You get used to it, after awhile. I noticed something in myself this morning. I was waiting to meet this person with whom I had this conflict, and I was feeling around inside my shaking little heart. Mostly what was there was fear.
Fear's a tricky thing. There are those in the self-help community who'd tell us it's always bad, always wrong, always lying. Those people are wrong. I have a very reasonable fear of jumping out of planes, riding my bicycle without a helmet, and throwing rocks at black bears, because each of those things is a deeply unwise thing to do. Fear teaches us how to preserve ourselves. It's baked into our DNA to want to do so.
The trick is to know what's worth preserving and what's not. Today, I had the choice to preserve a longstanding conflict or to try to break open the ice in which it's been frozen and extract it. We never know how change is going to go, which is why we're so scared of it. Maybe things will improve; maybe they'll grow infinitely worse. In this case, I'm determined to try to improve them. So fear didn't get the final say. I took some deep breaths, knocked on the door, and said, "Do you have a minute to talk to me?"

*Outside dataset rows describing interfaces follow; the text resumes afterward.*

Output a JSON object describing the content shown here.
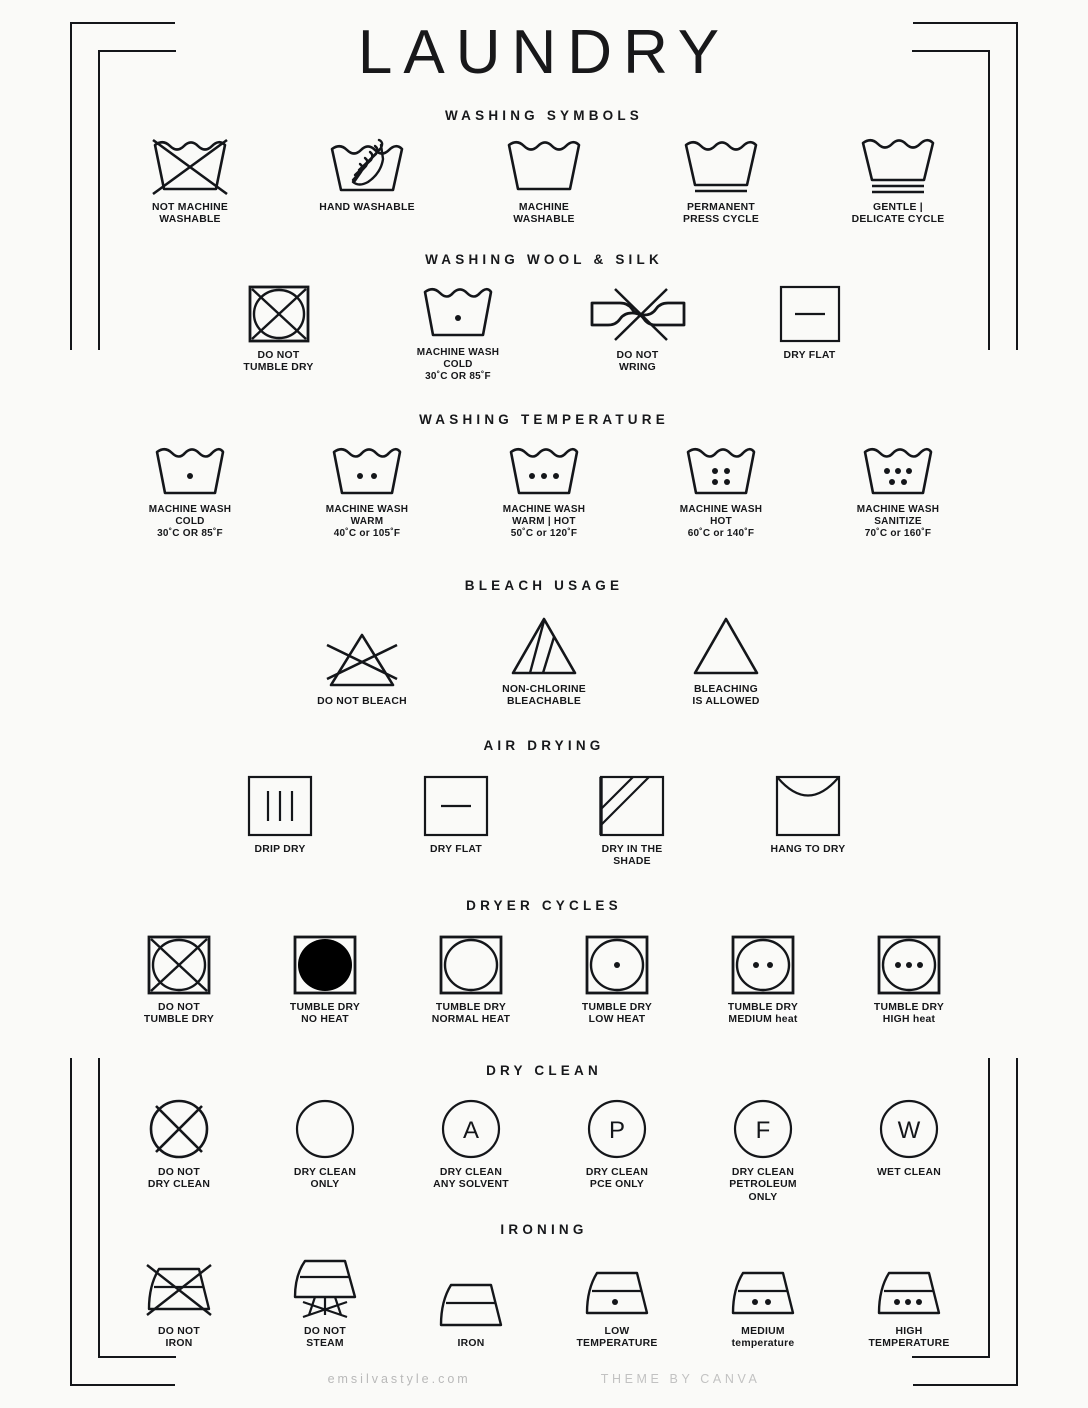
{
  "page": {
    "title": "LAUNDRY",
    "background_color": "#fafaf8",
    "ink_color": "#14161a"
  },
  "footer": {
    "left": "emsilvastyle.com",
    "right": "THEME BY CANVA"
  },
  "sections": [
    {
      "heading": "WASHING SYMBOLS",
      "items": [
        {
          "icon": "basin-crossed-icon",
          "label": "NOT MACHINE\nWASHABLE"
        },
        {
          "icon": "basin-hand-icon",
          "label": "HAND WASHABLE"
        },
        {
          "icon": "basin-icon",
          "label": "MACHINE\nWASHABLE"
        },
        {
          "icon": "basin-one-bar-icon",
          "label": "PERMANENT\nPRESS CYCLE"
        },
        {
          "icon": "basin-two-bar-icon",
          "label": "GENTLE |\nDELICATE CYCLE"
        }
      ]
    },
    {
      "heading": "WASHING WOOL & SILK",
      "items": [
        {
          "icon": "square-circle-cross-icon",
          "label": "DO NOT\nTUMBLE DRY"
        },
        {
          "icon": "basin-one-dot-icon",
          "label": "MACHINE WASH\nCOLD\n30˚C OR 85˚F"
        },
        {
          "icon": "wring-crossed-icon",
          "label": "DO NOT\nWRING"
        },
        {
          "icon": "square-bar-icon",
          "label": "DRY FLAT"
        }
      ]
    },
    {
      "heading": "WASHING TEMPERATURE",
      "items": [
        {
          "icon": "basin-one-dot-icon",
          "label": "MACHINE WASH\nCOLD\n30˚C OR 85˚F"
        },
        {
          "icon": "basin-two-dot-icon",
          "label": "MACHINE WASH\nWARM\n40˚C or 105˚F"
        },
        {
          "icon": "basin-three-dot-icon",
          "label": "MACHINE WASH\nWARM | HOT\n50˚C or 120˚F"
        },
        {
          "icon": "basin-four-dot-icon",
          "label": "MACHINE WASH\nHOT\n60˚C or 140˚F"
        },
        {
          "icon": "basin-five-dot-icon",
          "label": "MACHINE WASH\nSANITIZE\n70˚C or 160˚F"
        }
      ]
    },
    {
      "heading": "BLEACH USAGE",
      "items": [
        {
          "icon": "triangle-crossed-icon",
          "label": "DO NOT BLEACH"
        },
        {
          "icon": "triangle-striped-icon",
          "label": "NON-CHLORINE\nBLEACHABLE"
        },
        {
          "icon": "triangle-icon",
          "label": "BLEACHING\nIS ALLOWED"
        }
      ]
    },
    {
      "heading": "AIR DRYING",
      "items": [
        {
          "icon": "square-three-bars-icon",
          "label": "DRIP DRY"
        },
        {
          "icon": "square-bar-icon",
          "label": "DRY FLAT"
        },
        {
          "icon": "square-shade-icon",
          "label": "DRY IN THE\nSHADE"
        },
        {
          "icon": "square-arc-icon",
          "label": "HANG TO DRY"
        }
      ]
    },
    {
      "heading": "DRYER CYCLES",
      "items": [
        {
          "icon": "square-circle-cross-icon",
          "label": "DO NOT\nTUMBLE DRY"
        },
        {
          "icon": "square-circle-filled-icon",
          "label": "TUMBLE DRY\nNO HEAT"
        },
        {
          "icon": "square-circle-icon",
          "label": "TUMBLE DRY\nNORMAL HEAT"
        },
        {
          "icon": "square-circle-one-dot-icon",
          "label": "TUMBLE DRY\nLOW HEAT"
        },
        {
          "icon": "square-circle-two-dot-icon",
          "label": "TUMBLE DRY\nMEDIUM heat"
        },
        {
          "icon": "square-circle-three-dot-icon",
          "label": "TUMBLE DRY\nHIGH heat"
        }
      ]
    },
    {
      "heading": "DRY CLEAN",
      "items": [
        {
          "icon": "circle-crossed-icon",
          "label": "DO NOT\nDRY CLEAN"
        },
        {
          "icon": "circle-icon",
          "label": "DRY CLEAN\nONLY"
        },
        {
          "icon": "circle-a-icon",
          "letter": "A",
          "label": "DRY CLEAN\nANY SOLVENT"
        },
        {
          "icon": "circle-p-icon",
          "letter": "P",
          "label": "DRY CLEAN\nPCE ONLY"
        },
        {
          "icon": "circle-f-icon",
          "letter": "F",
          "label": "DRY CLEAN\nPETROLEUM\nONLY"
        },
        {
          "icon": "circle-w-icon",
          "letter": "W",
          "label": "WET CLEAN"
        }
      ]
    },
    {
      "heading": "IRONING",
      "items": [
        {
          "icon": "iron-crossed-icon",
          "label": "DO NOT\nIRON"
        },
        {
          "icon": "iron-no-steam-icon",
          "label": "DO NOT\nSTEAM"
        },
        {
          "icon": "iron-icon",
          "label": "IRON"
        },
        {
          "icon": "iron-one-dot-icon",
          "label": "LOW\nTEMPERATURE"
        },
        {
          "icon": "iron-two-dot-icon",
          "label": "MEDIUM\ntemperature"
        },
        {
          "icon": "iron-three-dot-icon",
          "label": "HIGH\nTEMPERATURE"
        }
      ]
    }
  ]
}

Nothing was resolved. The bad news is still the bad news, and I don't know the way forward. But I know a next step, and all those negative feelings begging for catharsis have grown silent. Had I not had this conversation this morning, I'd have spent the entire day the way I spent this weekend: full of anxiety and dread. But I cracked open the door, and a little light got in—just enough to see by, which doesn't always feel like enough but always is.
No matter what filter you use, she still sucks.

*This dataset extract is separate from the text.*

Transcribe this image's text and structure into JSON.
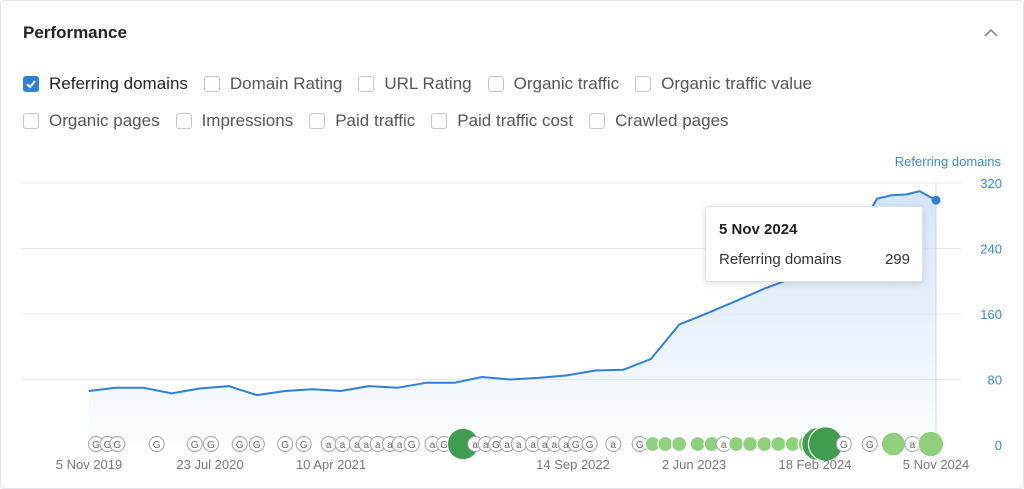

So there's this .gif I love . . .
I first saw this a few years ago captioned thusly: "There are two kinds of people in this world . . ."
That caption has stuck with me as much as the actual .gif has. I think about it a few times a week. Who runs toward their fear? Who wants to ride a rollercoaster, much less jump out of a plane, wrestle alligators, or attend a live taping of Dr. Phil? Not I.

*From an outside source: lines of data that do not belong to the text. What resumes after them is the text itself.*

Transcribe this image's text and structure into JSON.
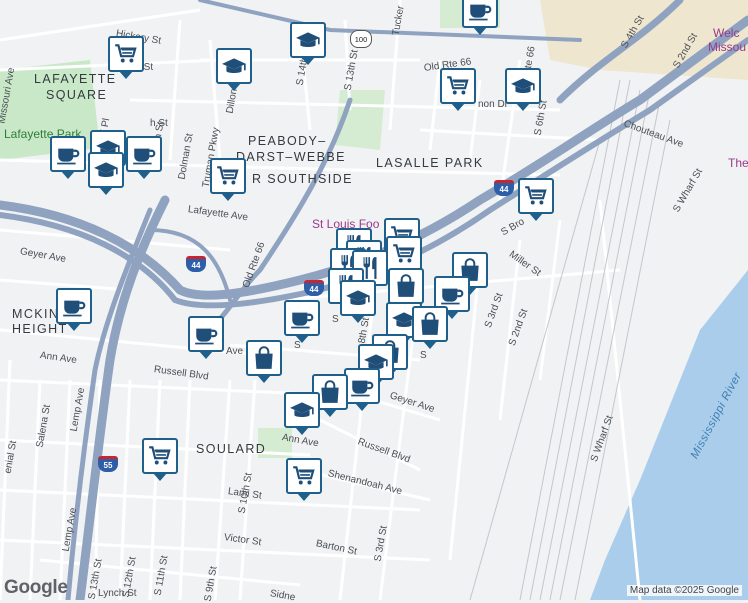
{
  "attribution": {
    "logo": "Google",
    "map_data": "Map data ©2025 Google"
  },
  "areas": {
    "lafayette_square_1": "LAFAYETTE",
    "lafayette_square_2": "SQUARE",
    "peabody_1": "PEABODY–",
    "peabody_2": "DARST–WEBBE",
    "near_southside": "R SOUTHSIDE",
    "lasalle_park": "LASALLE PARK",
    "mckinley_heights_1": "MCKIN",
    "mckinley_heights_2": "HEIGHT",
    "soulard": "SOULARD"
  },
  "places": {
    "lafayette_park": "Lafayette Park",
    "st_louis_food": "St Louis Foo",
    "welcome_1": "Welc",
    "welcome_2": "Missou",
    "the": "The",
    "mississippi_river": "Mississippi River"
  },
  "streets": {
    "hickory": "Hickory St",
    "park": "er St",
    "s_14th": "S 14th St",
    "s_13th": "S 13th St",
    "tucker": "Tucker",
    "old_rte_66_a": "Old Rte 66",
    "old_rte_66_b": "Old Rte 66",
    "old_rte_66_c": "Old Rte 66",
    "cannon": "non Dr",
    "s_6th": "S 6th St",
    "s_4th": "S 4th St",
    "s_2nd_top": "S 2nd St",
    "chouteau": "Chouteau Ave",
    "missouri": "Missouri Ave",
    "vail": "Vail Pl",
    "th_st": "h St",
    "dillon": "Dillon Dr",
    "truman": "Truman Pkwy",
    "dolman": "Dolman St",
    "lafayette_ave": "Lafayette Ave",
    "geyer_west": "Geyer Ave",
    "geyer_east": "Geyer Ave",
    "s_broadway": "S Bro",
    "miller": "Miller St",
    "s_3rd_a": "S 3rd St",
    "s_2nd_b": "S 2nd St",
    "s_wharf_a": "S Wharf St",
    "s_wharf_b": "S Wharf St",
    "ann_west": "Ann Ave",
    "ann_east": "Ann Ave",
    "russell_west": "Russell Blvd",
    "russell_east": "Russell Blvd",
    "ave_short": "Ave",
    "salena": "Salena St",
    "lemp_a": "Lemp Ave",
    "lemp_b": "Lemp Ave",
    "ernst": "enial St",
    "s_10th": "S 10th St",
    "s_11th": "S 11th St",
    "s_12th": "S 12th St",
    "s_13th_b": "S 13th St",
    "lami": "Lami St",
    "shenandoah": "Shenandoah Ave",
    "victor": "Victor St",
    "barton": "Barton St",
    "s_3rd_b": "S 3rd St",
    "s_9th": "S 9th St",
    "s_8th": "8th St",
    "lynch": "Lynch St",
    "sidney": "Sidne",
    "s_a": "S",
    "s_b": "S",
    "s_c": "S",
    "h_st": "h St"
  },
  "shields": {
    "i44_a": "44",
    "i44_b": "44",
    "i44_c": "44",
    "i55": "55",
    "us100": "100"
  },
  "icons": {
    "grocery": "shopping-cart-icon",
    "coffee": "coffee-cup-icon",
    "school": "graduation-cap-icon",
    "restaurant": "fork-knife-icon",
    "shopping": "shopping-bag-icon"
  },
  "colors": {
    "marker_border": "#1f5f8b",
    "icon": "#1f4e79",
    "highway": "#8fa3c1",
    "river": "#a9cdea",
    "park": "#c9e8c7",
    "poi": "#9b3a8a"
  }
}
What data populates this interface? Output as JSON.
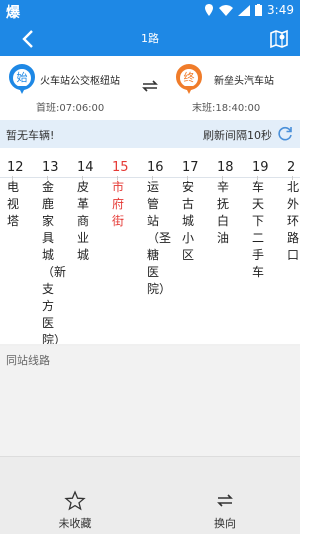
{
  "status_bar": {
    "app_glyph": "爆",
    "time": "3:49"
  },
  "header": {
    "title": "1路"
  },
  "route": {
    "start": {
      "badge": "始",
      "name": "火车站公交枢纽站",
      "first_bus": "首班:07:06:00"
    },
    "end": {
      "badge": "终",
      "name": "新垒头汽车站",
      "last_bus": "末班:18:40:00"
    }
  },
  "notice": {
    "left": "暂无车辆!",
    "right": "刷新间隔10秒"
  },
  "stations": [
    {
      "num": "12",
      "name": "电视塔"
    },
    {
      "num": "13",
      "name": "金鹿家具城（新支方医院）"
    },
    {
      "num": "14",
      "name": "皮革商业城"
    },
    {
      "num": "15",
      "name": "市府街",
      "active": true
    },
    {
      "num": "16",
      "name": "运管站（圣糖医院）"
    },
    {
      "num": "17",
      "name": "安古城小区"
    },
    {
      "num": "18",
      "name": "辛抚白油"
    },
    {
      "num": "19",
      "name": "车天下二手车"
    },
    {
      "num": "2",
      "name": "北外环路口"
    }
  ],
  "same_lines": {
    "label": "同站线路"
  },
  "bottom": {
    "favorite": "未收藏",
    "reverse": "换向"
  },
  "colors": {
    "primary": "#1e88e5",
    "start_pin": "#1e88e5",
    "end_pin": "#f07c2a",
    "active": "#e53935"
  }
}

And yet, I've been wrestling with fiction again. The same novel I came a hand's breadth from selling in 2010—God, it's such a long story; buy me a beer—still claws at me, and I've decided I'm going to finish what is now my third rewrite of it as soon as I can, because I want to move on to writing other stories. This one's had its turn, and it needs to get off the swing set.
So I was writing away tonight, and it was one of those kinds of sessions where you're doing a word count after every paragraph—torturous. Nothing seemed to want to come. I'm in a weird sequel spot in the big, creamy middle of the book, about 25,000 words in, and that's where every fictionist eventually gets mired down.
And I was writing out what I knew needed to be the next little bit, and suddenly—I'm not big on plotting much out ahead of time beyond the broadest of strokes, and I don't know how this thing ends yet—a plot development hits me that I didn't know was there. And it has to do with so much of my own trauma, stuff I spent years in therapy processing. And I knew—knew—this was where this story had to go. This was where this story had been begging me to take it all along.
I struggle with fiction in part because I suck at putting my characters in real peril. Oh, but peril beckoned. Peril, in this case, demanded, and I'm ready to oblige. But this means a lot of processing of old, bad stuff for me—stuff I feel pretty settled and okay about but that still isn't pleasant—and I feel a little like both of the two kids in this .gif above.
Run away to a safer, cleaner, more well-lighted room where terrifying dolls fear to tread? Or run at this fucker full-speed and punt it all to shit?
There are two types of people in this world.
For today, I know which I choose. Today, I lace up my shoes and run.
The idea of a Colorado trip for our anniversary came up today—Glen Phillips has some tour dates up that way that same week—and it sent me looking back through photos from our previous trips there. I took this on a golf course in Summit County in 2008.